Jimmy Mun said...


you are right to say that our language competency makes it easy for Singaporeans to leave. I just returned from China, and not only did I fit in perfectly, it almost felt nostalgic; parts of China today feels more like Singapore in the 70s and 80s. It makes me feel like a child in Singapore again, whereas the Singapore today, bears minimal resemblance to the one I grew up in. In fact, given my poor mastery of dialects and Malay, there are parts of Singapore I have trouble being understood, including the neighbourhood I grew up in. No such problem in China.

And I think it is wrong to say that pragmatism is driving Singaporeans to leave and stay away. Singapore is driven heavily by many conservative ideals:

Consider how many of the top talents who left are gay for example. Consider the media censorship you mentioned. Consider the length of NS for an island this small. Consider the volume and nature of our new immigrants, just to keep the racial ratio in check.

These are ideologies not shared by Singaporeans, especially the younger ones.

The modern state of Israel is a very powerful idea: a safe sanctuary for a race that was abused by others for thousands of years. For many Israelis, no sacrifice is too great. An Israeli reservist working overseas will drop their million dollar deals and rush home if the homeland calls for help.

What is the idea that drives Singapore? Is Singapore a safe sanctuary for Singaporeans? Is Singapore even a place that treats Singaporeans fairly? If the answer is anything less than a resounding "YES", then one need not feel surprised that Singapore has no "stickiness" for Singaporeans.

Fox said...

Jimmy Mun:

And I think it is wrong to say that pragmatism is driving Singaporeans to leave and stay away.

I disagree.

Singapore is driven heavily by many conservative ideals.

Sure. I don't like many of these conservative ideals myself.

Consider how many of the top talents who left are gay for example. Consider the media censorship you mentioned. Consider the length of NS for an island this small. Consider the volume and nature of our new immigrants, just to keep the racial ratio in check.

Singapore is more gay-friendly than before although there is room for it to catch up with the developed countries. But I doubt that it is a significant factor.

Consider this: Suppose the government legalises homosexuality, liberalises the media laws, abolish es NS and restricts immigration tomorrow. Do you think overseas Singaporeans working in the US and the UK will start flooding back into Singapore?

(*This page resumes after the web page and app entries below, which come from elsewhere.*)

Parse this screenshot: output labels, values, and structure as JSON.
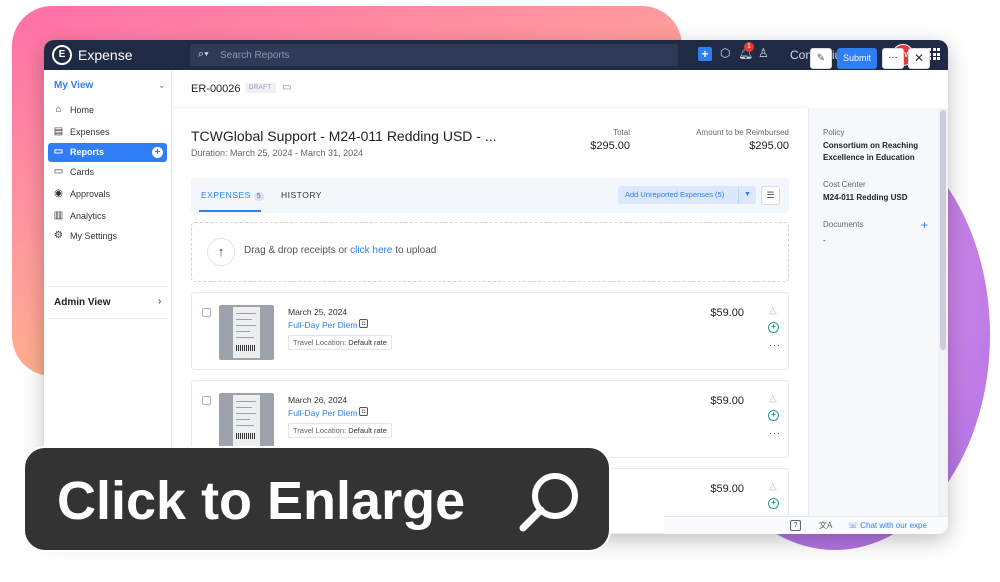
{
  "app": {
    "name": "Expense",
    "logo_letters": "E"
  },
  "search": {
    "placeholder": "Search Reports",
    "icon": "search-icon"
  },
  "topbar": {
    "notifications_count": "1",
    "org_name": "Consortium on...",
    "avatar_text": "TCW",
    "accent": "#2f7ef6",
    "bg": "#1f2a44"
  },
  "sidebar": {
    "my_view": "My View",
    "items": [
      {
        "label": "Home",
        "icon": "home-icon"
      },
      {
        "label": "Expenses",
        "icon": "receipt-icon"
      },
      {
        "label": "Reports",
        "icon": "folder-icon",
        "active": true
      },
      {
        "label": "Cards",
        "icon": "card-icon"
      },
      {
        "label": "Approvals",
        "icon": "check-circle-icon"
      },
      {
        "label": "Analytics",
        "icon": "chart-icon"
      },
      {
        "label": "My Settings",
        "icon": "gear-icon"
      }
    ],
    "admin_view": "Admin View"
  },
  "report": {
    "id": "ER-00026",
    "status": "DRAFT",
    "title": "TCWGlobal Support - M24-011 Redding USD - ...",
    "duration": "Duration: March 25, 2024 - March 31, 2024",
    "total_label": "Total",
    "total_value": "$295.00",
    "reimburse_label": "Amount to be Reimbursed",
    "reimburse_value": "$295.00",
    "submit_label": "Submit",
    "more_label": "···",
    "close_label": "✕"
  },
  "tabs": [
    {
      "label": "EXPENSES",
      "count": "5",
      "active": true
    },
    {
      "label": "HISTORY",
      "active": false
    }
  ],
  "add_unreported": "Add Unreported Expenses (5)",
  "dropzone": {
    "prefix": "Drag & drop receipts or ",
    "link": "click here",
    "suffix": " to upload"
  },
  "expenses": [
    {
      "date": "March 25, 2024",
      "category": "Full-Day Per Diem",
      "tag_key": "Travel Location:",
      "tag_value": "Default rate",
      "amount": "$59.00"
    },
    {
      "date": "March 26, 2024",
      "category": "Full-Day Per Diem",
      "tag_key": "Travel Location:",
      "tag_value": "Default rate",
      "amount": "$59.00"
    },
    {
      "date": "",
      "category": "",
      "tag_key": "",
      "tag_value": "",
      "amount": "$59.00"
    }
  ],
  "details": {
    "policy_label": "Policy",
    "policy_value": "Consortium on Reaching Excellence in Education",
    "cost_center_label": "Cost Center",
    "cost_center_value": "M24-011 Redding USD",
    "documents_label": "Documents",
    "documents_value": "-"
  },
  "bottombar": {
    "help": "?",
    "chat": "Chat with our expe"
  },
  "cta": {
    "label": "Click to Enlarge",
    "icon": "magnifier-icon"
  }
}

What is the idea that drives Singapore?

I don't know if there is some collective idea that drives Singaporeans. I suppose everyone is driven by different ideas.

Is Singapore a safe sanctuary for Singaporeans?

Well, no one gets lynched in Singapore for being Singaporean.

Is Singapore even a place that treats Singaporeans fairly?

Well... that's controversial. I think the answer is no. I personally have considerable reservation about Singapore's FT policy.

If the answer is anything less than a resounding "YES", then one need not feel surprised that Singapore has no "stickiness" for Singaporeans.

Does that really explain why many Singaporeans go overseas and don't come back?